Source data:
--- START ---

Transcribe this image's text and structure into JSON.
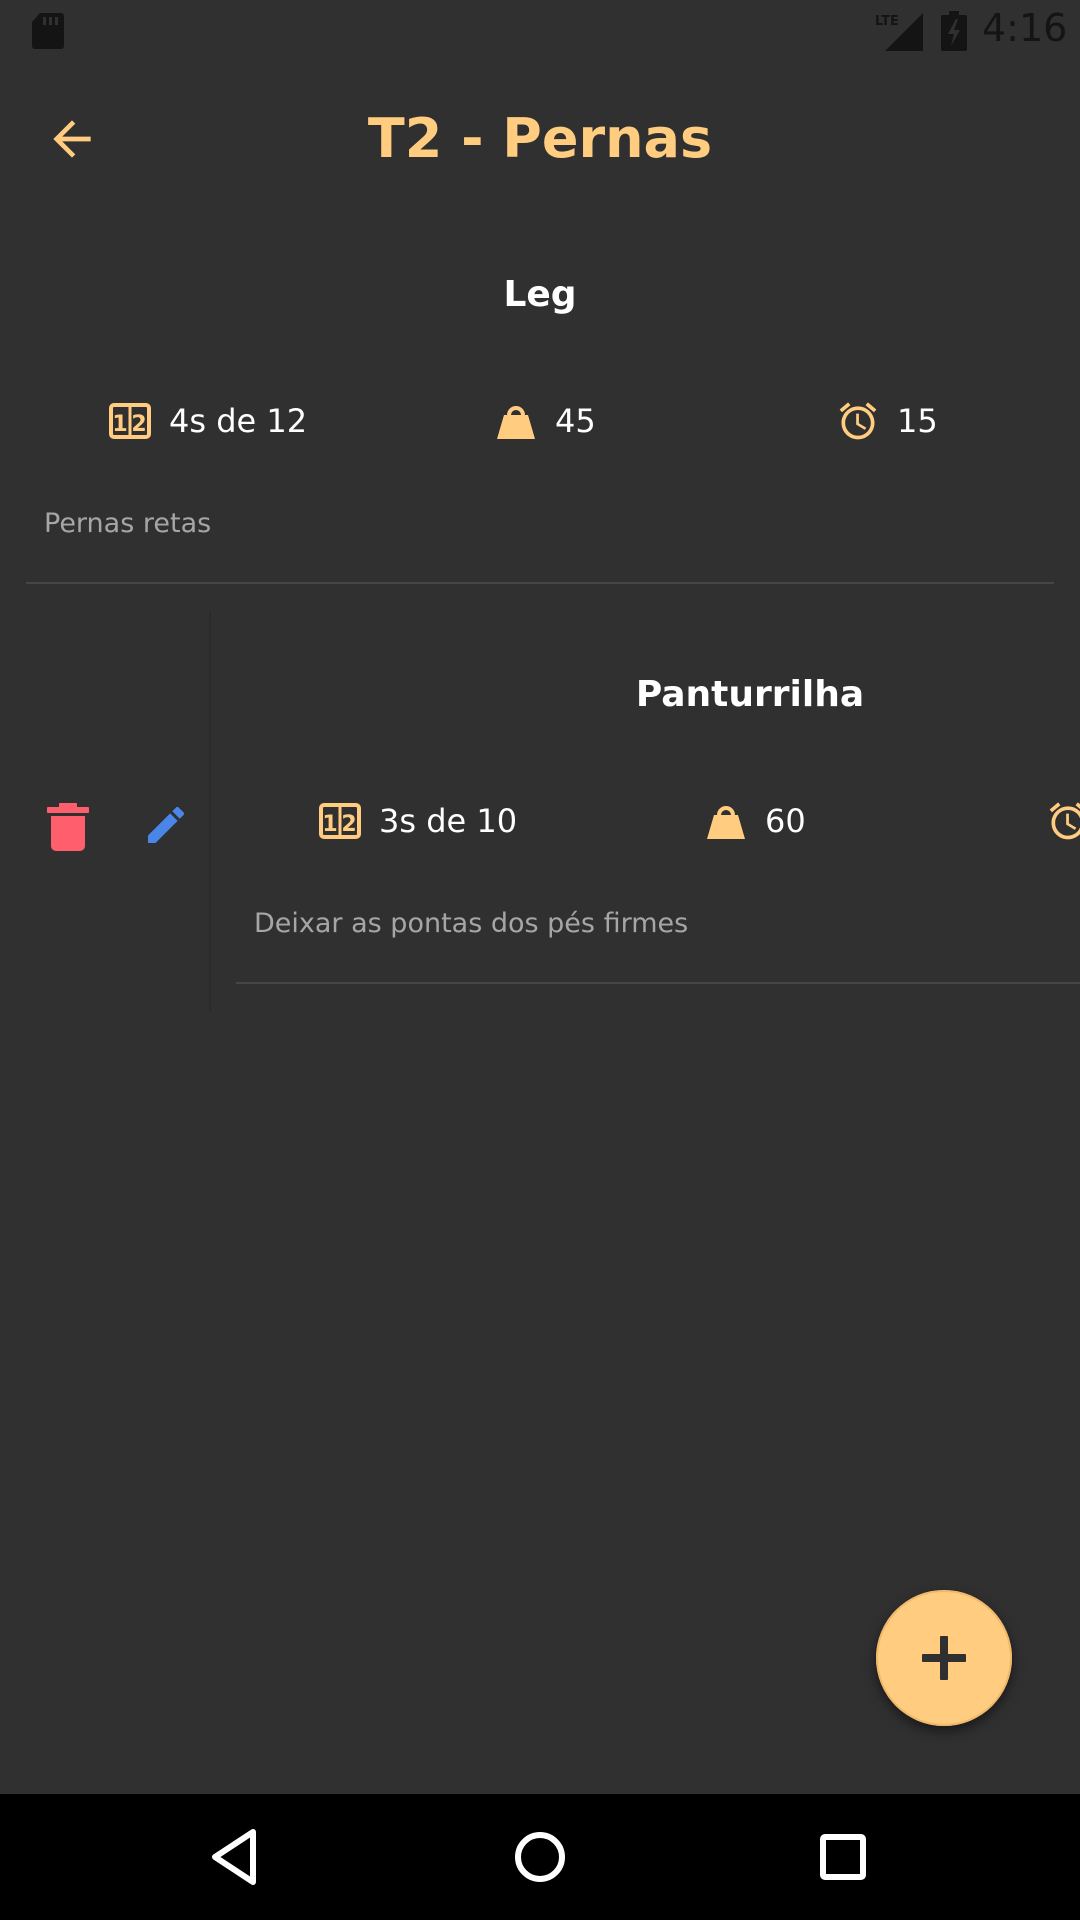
{
  "status_bar": {
    "time": "4:16",
    "network_label": "LTE",
    "icons": [
      "sd-card-icon",
      "lte-signal-icon",
      "battery-charging-icon"
    ]
  },
  "toolbar": {
    "title": "T2 - Pernas",
    "back_icon": "arrow-back-icon"
  },
  "exercises": [
    {
      "name": "Leg",
      "sets": "4s de 12",
      "weight": "45",
      "rest": "15",
      "notes": "Pernas retas"
    },
    {
      "name": "Panturrilha",
      "sets": "3s de 10",
      "weight": "60",
      "rest": "",
      "notes": "Deixar as pontas dos pés firmes"
    }
  ],
  "swipe_actions": {
    "delete_icon": "delete-icon",
    "edit_icon": "edit-icon"
  },
  "fab": {
    "icon": "plus-icon"
  },
  "nav_bar": {
    "icons": [
      "back-triangle-icon",
      "home-circle-icon",
      "recents-square-icon"
    ]
  },
  "colors": {
    "background": "#303030",
    "accent": "#ffcc80",
    "delete": "#ff5f6d",
    "edit": "#4a86e8",
    "note_text": "#a6a6a6",
    "divider": "#464646",
    "nav_bar": "#000000"
  }
}
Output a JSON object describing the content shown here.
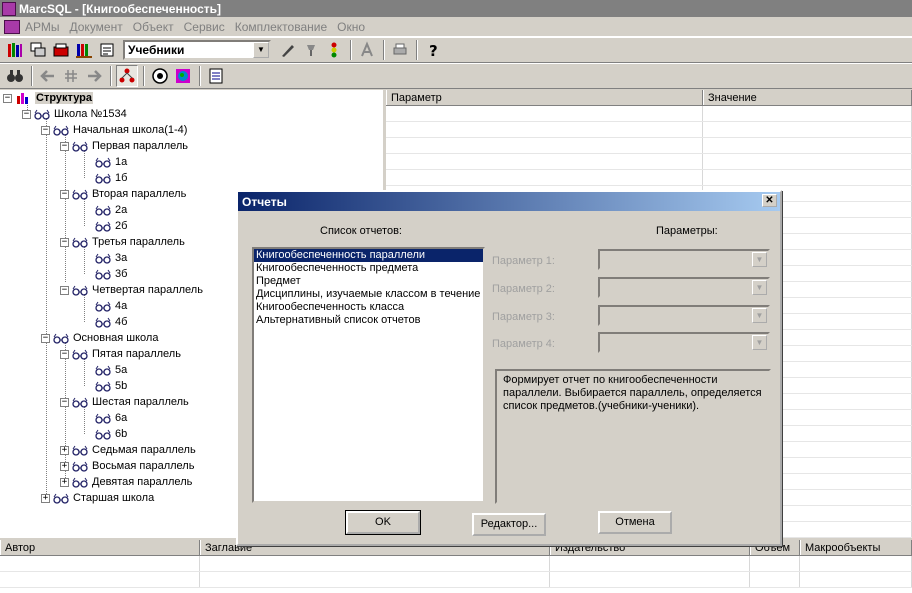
{
  "window": {
    "title": "MarcSQL - [Книгообеспеченность]"
  },
  "menu": {
    "items": [
      "АРМы",
      "Документ",
      "Объект",
      "Сервис",
      "Комплектование",
      "Окно"
    ]
  },
  "toolbar": {
    "combo_value": "Учебники",
    "icons": [
      "books-icon",
      "windows-icon",
      "card-stack-icon",
      "shelf-icon",
      "reader-icon",
      "pen-icon",
      "lamp-icon",
      "traffic-light-icon",
      "font-icon",
      "print-icon",
      "help-icon"
    ]
  },
  "toolbar2": {
    "icons": [
      "binoculars-icon",
      "back-arrow-icon",
      "grid-icon",
      "forward-arrow-icon",
      "tree-icon",
      "eye-icon",
      "globe-icon",
      "doc-icon"
    ]
  },
  "tree": {
    "root": "Структура",
    "school": "Школа №1534",
    "nodes": {
      "primary": "Начальная школа(1-4)",
      "p1": "Первая параллель",
      "c1a": "1а",
      "c1b": "1б",
      "p2": "Вторая параллель",
      "c2a": "2а",
      "c2b": "2б",
      "p3": "Третья параллель",
      "c3a": "3а",
      "c3b": "3б",
      "p4": "Четвертая параллель",
      "c4a": "4а",
      "c4b": "4б",
      "basic": "Основная школа",
      "p5": "Пятая параллель",
      "c5a": "5а",
      "c5b": "5b",
      "p6": "Шестая параллель",
      "c6a": "6а",
      "c6b": "6b",
      "p7": "Седьмая параллель",
      "p8": "Восьмая параллель",
      "p9": "Девятая параллель",
      "senior": "Старшая школа"
    }
  },
  "propgrid": {
    "col_param": "Параметр",
    "col_value": "Значение"
  },
  "bottomgrid": {
    "cols": [
      "Автор",
      "Заглавие",
      "Издательство",
      "Объем",
      "Макрообъекты"
    ]
  },
  "dialog": {
    "title": "Отчеты",
    "list_label": "Список отчетов:",
    "params_label": "Параметры:",
    "reports": [
      "Книгообеспеченность параллели",
      "Книгообеспеченность предмета",
      "Предмет",
      "Дисциплины, изучаемые классом в течение",
      "Книгообеспеченность класса",
      "Альтернативный список отчетов"
    ],
    "param_labels": [
      "Параметр 1:",
      "Параметр 2:",
      "Параметр 3:",
      "Параметр 4:"
    ],
    "description": "Формирует отчет по книгообеспеченности параллели. Выбирается параллель, определяется список предметов.(учебники-ученики).",
    "ok": "OK",
    "editor": "Редактор...",
    "cancel": "Отмена"
  }
}
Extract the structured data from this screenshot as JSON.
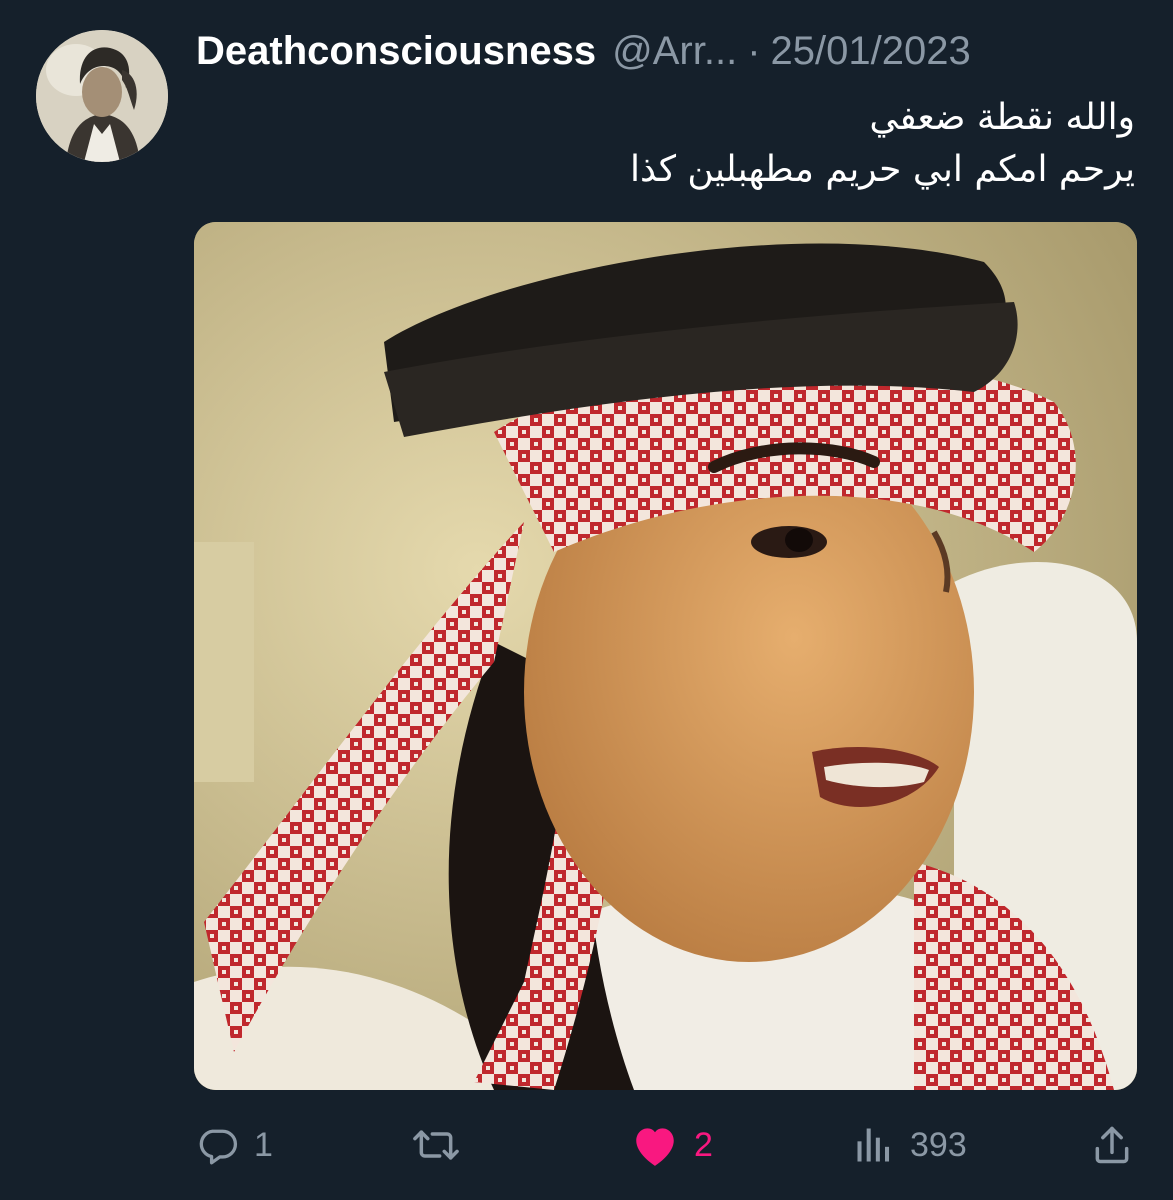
{
  "tweet": {
    "display_name": "Deathconsciousness",
    "handle": "@Arr...",
    "separator": "·",
    "date": "25/01/2023",
    "text_lines": [
      "والله نقطة ضعفي",
      "يرحم امكم ابي حريم مطهبلين كذا"
    ]
  },
  "actions": {
    "reply_count": "1",
    "retweet_count": "",
    "like_count": "2",
    "views_count": "393"
  },
  "icons": {
    "reply": "reply-icon",
    "retweet": "retweet-icon",
    "like": "heart-filled-icon",
    "views": "views-chart-icon",
    "share": "share-icon"
  },
  "colors": {
    "background": "#15202b",
    "secondary_text": "#8b98a5",
    "like_active": "#f91880"
  }
}
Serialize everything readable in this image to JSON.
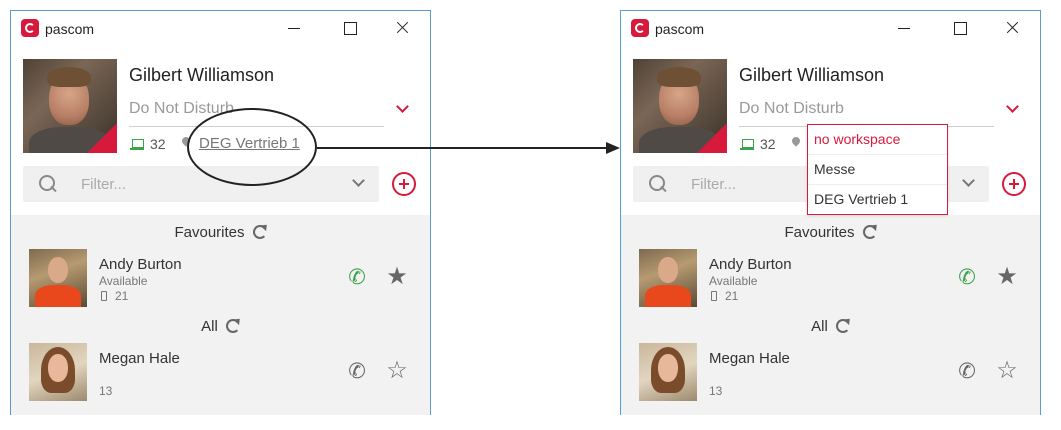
{
  "app": {
    "name": "pascom"
  },
  "profile": {
    "name": "Gilbert Williamson",
    "status": "Do Not Disturb",
    "extension": "32",
    "workspace": "DEG Vertrieb 1"
  },
  "search": {
    "placeholder": "Filter..."
  },
  "favourites": {
    "label": "Favourites",
    "contacts": [
      {
        "name": "Andy Burton",
        "status": "Available",
        "extension": "21"
      }
    ]
  },
  "all": {
    "label": "All",
    "contacts": [
      {
        "name": "Megan Hale",
        "extension": "13"
      }
    ]
  },
  "workspace_menu": {
    "options": [
      "no workspace",
      "Messe",
      "DEG Vertrieb 1"
    ],
    "selected": "no workspace"
  },
  "colors": {
    "accent": "#d7193c",
    "call_green": "#3aa44a",
    "window_border": "#5a9bd5"
  }
}
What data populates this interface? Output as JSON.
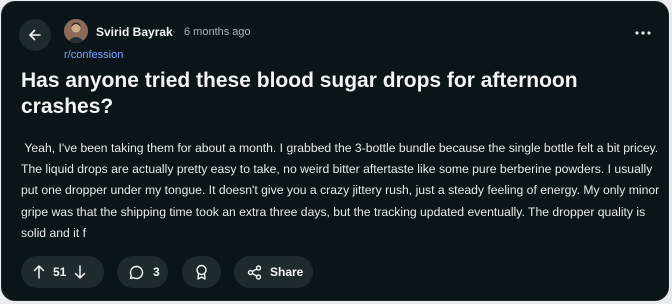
{
  "post": {
    "author": "Svirid Bayrak",
    "separator": "·",
    "time_ago": "6 months ago",
    "subreddit": "r/confession",
    "title": "Has anyone tried these blood sugar drops for afternoon crashes?",
    "body": " Yeah, I've been taking them for about a month. I grabbed the 3-bottle bundle because the single bottle felt a bit pricey. The liquid drops are actually pretty easy to take, no weird bitter aftertaste like some pure berberine powders. I usually put one dropper under my tongue. It doesn't give you a crazy jittery rush, just a steady feeling of energy. My only minor gripe was that the shipping time took an extra three days, but the tracking updated eventually. The dropper quality is solid and it f"
  },
  "actions": {
    "vote_count": "51",
    "comment_count": "3",
    "share_label": "Share"
  },
  "icons": {
    "back": "arrow-left-icon",
    "more": "more-horizontal-icon",
    "upvote": "arrow-up-icon",
    "downvote": "arrow-down-icon",
    "comment": "comment-bubble-icon",
    "award": "award-icon",
    "share": "share-icon"
  },
  "colors": {
    "background": "#0b1418",
    "button": "#1f2a2f",
    "text": "#f2f4f5",
    "meta": "#a8b5bb",
    "subreddit_link": "#7aa5ff"
  }
}
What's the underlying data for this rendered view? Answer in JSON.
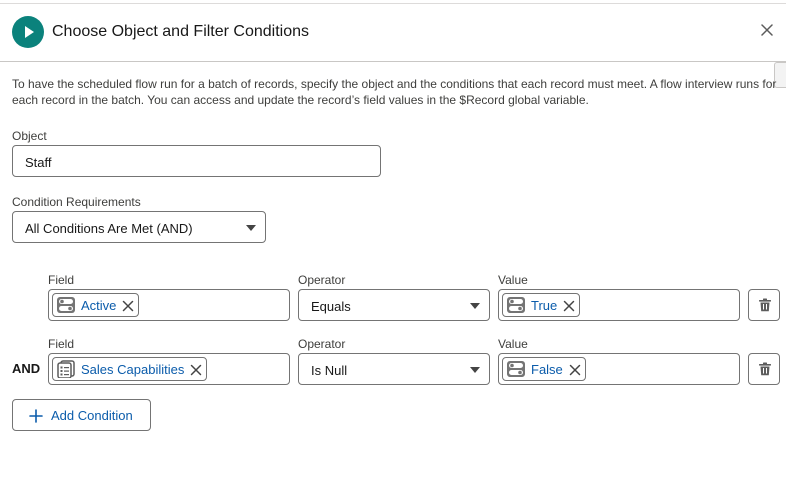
{
  "header": {
    "title": "Choose Object and Filter Conditions"
  },
  "description": "To have the scheduled flow run for a batch of records, specify the object and the conditions that each record must meet. A flow interview runs for each record in the batch. You can access and update the record’s field values in the $Record global variable.",
  "object": {
    "label": "Object",
    "value": "Staff"
  },
  "condition_requirements": {
    "label": "Condition Requirements",
    "value": "All Conditions Are Met (AND)"
  },
  "conditions": [
    {
      "field_label": "Field",
      "field_value": "Active",
      "field_icon": "toggle-icon",
      "operator_label": "Operator",
      "operator_value": "Equals",
      "value_label": "Value",
      "value_value": "True",
      "value_icon": "toggle-icon"
    },
    {
      "connector": "AND",
      "field_label": "Field",
      "field_value": "Sales Capabilities",
      "field_icon": "multi-picklist-icon",
      "operator_label": "Operator",
      "operator_value": "Is Null",
      "value_label": "Value",
      "value_value": "False",
      "value_icon": "toggle-icon"
    }
  ],
  "add_condition_label": "Add Condition",
  "colors": {
    "brand_teal": "#0b827c",
    "link_blue": "#0b5cab",
    "border": "#747474"
  }
}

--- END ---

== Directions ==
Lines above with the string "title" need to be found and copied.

== Solution for this exercise ==
    "title": "T2 - Pernas",
    "title": "MarcSQL - [Книгообеспеченность]"
    "title": "Отчеты",
    "title": "Has anyone tried these blood sugar drops for afternoon crashes?",
    "title": "Choose Object and Filter Conditions"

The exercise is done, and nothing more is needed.